# [TRY IT]
From the first line to the last, restate the data word for word.

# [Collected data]
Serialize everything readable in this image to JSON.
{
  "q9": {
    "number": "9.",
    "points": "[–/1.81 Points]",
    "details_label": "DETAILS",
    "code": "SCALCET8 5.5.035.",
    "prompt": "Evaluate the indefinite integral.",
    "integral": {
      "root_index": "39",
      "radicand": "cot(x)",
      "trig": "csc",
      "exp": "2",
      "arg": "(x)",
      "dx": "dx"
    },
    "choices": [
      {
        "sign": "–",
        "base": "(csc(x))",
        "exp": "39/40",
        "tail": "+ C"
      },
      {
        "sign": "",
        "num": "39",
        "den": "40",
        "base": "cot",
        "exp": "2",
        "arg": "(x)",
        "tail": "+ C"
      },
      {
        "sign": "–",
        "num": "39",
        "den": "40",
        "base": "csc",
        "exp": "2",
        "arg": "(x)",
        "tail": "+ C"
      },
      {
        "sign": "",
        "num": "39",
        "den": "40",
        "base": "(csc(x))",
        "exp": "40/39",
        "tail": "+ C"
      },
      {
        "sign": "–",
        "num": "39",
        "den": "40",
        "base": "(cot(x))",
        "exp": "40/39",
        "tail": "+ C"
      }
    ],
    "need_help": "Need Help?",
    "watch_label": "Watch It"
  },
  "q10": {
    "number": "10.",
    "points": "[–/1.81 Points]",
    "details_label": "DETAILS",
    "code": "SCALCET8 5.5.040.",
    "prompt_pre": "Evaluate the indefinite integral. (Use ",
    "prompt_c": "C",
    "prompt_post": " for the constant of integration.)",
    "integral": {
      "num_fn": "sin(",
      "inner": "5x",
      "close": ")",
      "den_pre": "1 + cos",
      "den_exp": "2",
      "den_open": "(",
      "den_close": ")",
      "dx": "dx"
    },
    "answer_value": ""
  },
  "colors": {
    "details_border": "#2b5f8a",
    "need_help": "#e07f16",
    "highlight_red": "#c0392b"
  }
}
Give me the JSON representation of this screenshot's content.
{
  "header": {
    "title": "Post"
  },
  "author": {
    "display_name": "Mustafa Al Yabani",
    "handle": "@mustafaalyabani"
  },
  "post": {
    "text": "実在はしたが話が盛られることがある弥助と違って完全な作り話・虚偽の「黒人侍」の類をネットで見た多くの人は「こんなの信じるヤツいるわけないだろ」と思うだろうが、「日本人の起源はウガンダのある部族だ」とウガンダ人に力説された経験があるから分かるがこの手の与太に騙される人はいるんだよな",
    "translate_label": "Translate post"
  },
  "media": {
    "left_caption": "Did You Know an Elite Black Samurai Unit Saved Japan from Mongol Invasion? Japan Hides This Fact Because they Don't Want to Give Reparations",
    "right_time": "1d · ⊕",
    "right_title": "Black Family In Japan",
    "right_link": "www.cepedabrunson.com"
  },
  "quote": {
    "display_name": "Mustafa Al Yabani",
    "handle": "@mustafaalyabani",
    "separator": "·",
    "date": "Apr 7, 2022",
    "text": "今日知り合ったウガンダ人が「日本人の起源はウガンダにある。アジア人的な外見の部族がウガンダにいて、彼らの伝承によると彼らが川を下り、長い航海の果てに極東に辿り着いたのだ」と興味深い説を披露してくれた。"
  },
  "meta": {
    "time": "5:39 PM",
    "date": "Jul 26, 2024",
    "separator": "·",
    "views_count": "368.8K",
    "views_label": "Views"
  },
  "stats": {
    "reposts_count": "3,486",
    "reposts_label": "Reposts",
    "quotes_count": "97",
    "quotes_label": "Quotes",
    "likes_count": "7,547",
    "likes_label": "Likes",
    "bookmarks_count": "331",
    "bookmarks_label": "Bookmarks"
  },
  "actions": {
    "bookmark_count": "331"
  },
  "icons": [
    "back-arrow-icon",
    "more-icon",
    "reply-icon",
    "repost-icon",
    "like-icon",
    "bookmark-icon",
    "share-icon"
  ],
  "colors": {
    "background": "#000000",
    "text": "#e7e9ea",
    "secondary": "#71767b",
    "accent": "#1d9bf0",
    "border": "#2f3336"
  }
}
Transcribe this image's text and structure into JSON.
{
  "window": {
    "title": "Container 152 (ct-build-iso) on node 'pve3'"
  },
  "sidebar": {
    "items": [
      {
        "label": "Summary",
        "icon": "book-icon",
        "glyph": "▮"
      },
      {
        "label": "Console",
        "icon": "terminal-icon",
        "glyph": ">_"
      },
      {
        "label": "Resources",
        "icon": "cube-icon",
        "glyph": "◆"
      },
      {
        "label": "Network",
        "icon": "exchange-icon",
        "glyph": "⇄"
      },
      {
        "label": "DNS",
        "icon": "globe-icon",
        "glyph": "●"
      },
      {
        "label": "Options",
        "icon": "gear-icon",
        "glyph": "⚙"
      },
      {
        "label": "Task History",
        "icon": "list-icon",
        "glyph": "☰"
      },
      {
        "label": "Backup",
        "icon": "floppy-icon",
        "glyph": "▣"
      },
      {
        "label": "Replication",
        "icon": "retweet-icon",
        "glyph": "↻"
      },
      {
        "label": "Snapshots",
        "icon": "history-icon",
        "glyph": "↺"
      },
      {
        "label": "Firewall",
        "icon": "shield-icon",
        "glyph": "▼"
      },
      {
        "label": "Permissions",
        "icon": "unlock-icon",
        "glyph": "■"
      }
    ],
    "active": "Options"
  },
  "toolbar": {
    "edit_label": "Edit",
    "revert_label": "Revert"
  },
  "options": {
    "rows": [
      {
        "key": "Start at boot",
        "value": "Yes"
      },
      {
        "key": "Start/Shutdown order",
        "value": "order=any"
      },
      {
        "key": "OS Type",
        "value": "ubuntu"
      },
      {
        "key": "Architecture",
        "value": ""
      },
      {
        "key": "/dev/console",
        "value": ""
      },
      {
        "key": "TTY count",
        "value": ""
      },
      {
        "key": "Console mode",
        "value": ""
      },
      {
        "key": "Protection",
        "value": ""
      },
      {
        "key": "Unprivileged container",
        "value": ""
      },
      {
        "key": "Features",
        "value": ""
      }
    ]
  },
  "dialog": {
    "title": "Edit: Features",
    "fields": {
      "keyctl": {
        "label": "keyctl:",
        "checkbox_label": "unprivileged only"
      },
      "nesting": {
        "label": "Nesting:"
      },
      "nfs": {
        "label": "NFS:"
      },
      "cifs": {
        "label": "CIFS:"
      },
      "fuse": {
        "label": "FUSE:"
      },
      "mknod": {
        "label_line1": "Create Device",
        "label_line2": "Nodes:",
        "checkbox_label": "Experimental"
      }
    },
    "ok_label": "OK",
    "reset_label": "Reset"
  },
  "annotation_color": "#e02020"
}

# [FINISHED TASK]
Serialize everything readable in this image to JSON.
{
  "q9": {
    "number": "9.",
    "points": "[–/1.81 Points]",
    "details_label": "DETAILS",
    "code": "SCALCET8 5.5.035.",
    "prompt": "Evaluate the indefinite integral.",
    "integral": {
      "root_index": "39",
      "radicand": "cot(x)",
      "trig": "csc",
      "exp": "2",
      "arg": "(x)",
      "dx": "dx"
    },
    "choices": [
      {
        "sign": "–",
        "base": "(csc(x))",
        "exp": "39/40",
        "tail": "+ C"
      },
      {
        "sign": "",
        "num": "39",
        "den": "40",
        "base": "cot",
        "exp": "2",
        "arg": "(x)",
        "tail": "+ C"
      },
      {
        "sign": "–",
        "num": "39",
        "den": "40",
        "base": "csc",
        "exp": "2",
        "arg": "(x)",
        "tail": "+ C"
      },
      {
        "sign": "",
        "num": "39",
        "den": "40",
        "base": "(csc(x))",
        "exp": "40/39",
        "tail": "+ C"
      },
      {
        "sign": "–",
        "num": "39",
        "den": "40",
        "base": "(cot(x))",
        "exp": "40/39",
        "tail": "+ C"
      }
    ],
    "need_help": "Need Help?",
    "watch_label": "Watch It"
  },
  "q10": {
    "number": "10.",
    "points": "[–/1.81 Points]",
    "details_label": "DETAILS",
    "code": "SCALCET8 5.5.040.",
    "prompt_pre": "Evaluate the indefinite integral. (Use ",
    "prompt_c": "C",
    "prompt_post": " for the constant of integration.)",
    "integral": {
      "num_fn": "sin(",
      "inner": "5x",
      "close": ")",
      "den_pre": "1 + cos",
      "den_exp": "2",
      "den_open": "(",
      "den_close": ")",
      "dx": "dx"
    },
    "answer_value": ""
  },
  "colors": {
    "details_border": "#2b5f8a",
    "need_help": "#e07f16",
    "highlight_red": "#c0392b"
  }
}
Give me the JSON representation of this screenshot's content.
{
  "header": {
    "title": "Post"
  },
  "author": {
    "display_name": "Mustafa Al Yabani",
    "handle": "@mustafaalyabani"
  },
  "post": {
    "text": "実在はしたが話が盛られることがある弥助と違って完全な作り話・虚偽の「黒人侍」の類をネットで見た多くの人は「こんなの信じるヤツいるわけないだろ」と思うだろうが、「日本人の起源はウガンダのある部族だ」とウガンダ人に力説された経験があるから分かるがこの手の与太に騙される人はいるんだよな",
    "translate_label": "Translate post"
  },
  "media": {
    "left_caption": "Did You Know an Elite Black Samurai Unit Saved Japan from Mongol Invasion? Japan Hides This Fact Because they Don't Want to Give Reparations",
    "right_time": "1d · ⊕",
    "right_title": "Black Family In Japan",
    "right_link": "www.cepedabrunson.com"
  },
  "quote": {
    "display_name": "Mustafa Al Yabani",
    "handle": "@mustafaalyabani",
    "separator": "·",
    "date": "Apr 7, 2022",
    "text": "今日知り合ったウガンダ人が「日本人の起源はウガンダにある。アジア人的な外見の部族がウガンダにいて、彼らの伝承によると彼らが川を下り、長い航海の果てに極東に辿り着いたのだ」と興味深い説を披露してくれた。"
  },
  "meta": {
    "time": "5:39 PM",
    "date": "Jul 26, 2024",
    "separator": "·",
    "views_count": "368.8K",
    "views_label": "Views"
  },
  "stats": {
    "reposts_count": "3,486",
    "reposts_label": "Reposts",
    "quotes_count": "97",
    "quotes_label": "Quotes",
    "likes_count": "7,547",
    "likes_label": "Likes",
    "bookmarks_count": "331",
    "bookmarks_label": "Bookmarks"
  },
  "actions": {
    "bookmark_count": "331"
  },
  "icons": [
    "back-arrow-icon",
    "more-icon",
    "reply-icon",
    "repost-icon",
    "like-icon",
    "bookmark-icon",
    "share-icon"
  ],
  "colors": {
    "background": "#000000",
    "text": "#e7e9ea",
    "secondary": "#71767b",
    "accent": "#1d9bf0",
    "border": "#2f3336"
  }
}
Transcribe this image's text and structure into JSON.
{
  "window": {
    "title": "Container 152 (ct-build-iso) on node 'pve3'"
  },
  "sidebar": {
    "items": [
      {
        "label": "Summary",
        "icon": "book-icon",
        "glyph": "▮"
      },
      {
        "label": "Console",
        "icon": "terminal-icon",
        "glyph": ">_"
      },
      {
        "label": "Resources",
        "icon": "cube-icon",
        "glyph": "◆"
      },
      {
        "label": "Network",
        "icon": "exchange-icon",
        "glyph": "⇄"
      },
      {
        "label": "DNS",
        "icon": "globe-icon",
        "glyph": "●"
      },
      {
        "label": "Options",
        "icon": "gear-icon",
        "glyph": "⚙"
      },
      {
        "label": "Task History",
        "icon": "list-icon",
        "glyph": "☰"
      },
      {
        "label": "Backup",
        "icon": "floppy-icon",
        "glyph": "▣"
      },
      {
        "label": "Replication",
        "icon": "retweet-icon",
        "glyph": "↻"
      },
      {
        "label": "Snapshots",
        "icon": "history-icon",
        "glyph": "↺"
      },
      {
        "label": "Firewall",
        "icon": "shield-icon",
        "glyph": "▼"
      },
      {
        "label": "Permissions",
        "icon": "unlock-icon",
        "glyph": "■"
      }
    ],
    "active": "Options"
  },
  "toolbar": {
    "edit_label": "Edit",
    "revert_label": "Revert"
  },
  "options": {
    "rows": [
      {
        "key": "Start at boot",
        "value": "Yes"
      },
      {
        "key": "Start/Shutdown order",
        "value": "order=any"
      },
      {
        "key": "OS Type",
        "value": "ubuntu"
      },
      {
        "key": "Architecture",
        "value": ""
      },
      {
        "key": "/dev/console",
        "value": ""
      },
      {
        "key": "TTY count",
        "value": ""
      },
      {
        "key": "Console mode",
        "value": ""
      },
      {
        "key": "Protection",
        "value": ""
      },
      {
        "key": "Unprivileged container",
        "value": ""
      },
      {
        "key": "Features",
        "value": ""
      }
    ]
  },
  "dialog": {
    "title": "Edit: Features",
    "fields": {
      "keyctl": {
        "label": "keyctl:",
        "checkbox_label": "unprivileged only"
      },
      "nesting": {
        "label": "Nesting:"
      },
      "nfs": {
        "label": "NFS:"
      },
      "cifs": {
        "label": "CIFS:"
      },
      "fuse": {
        "label": "FUSE:"
      },
      "mknod": {
        "label_line1": "Create Device",
        "label_line2": "Nodes:",
        "checkbox_label": "Experimental"
      }
    },
    "ok_label": "OK",
    "reset_label": "Reset"
  },
  "annotation_color": "#e02020"
}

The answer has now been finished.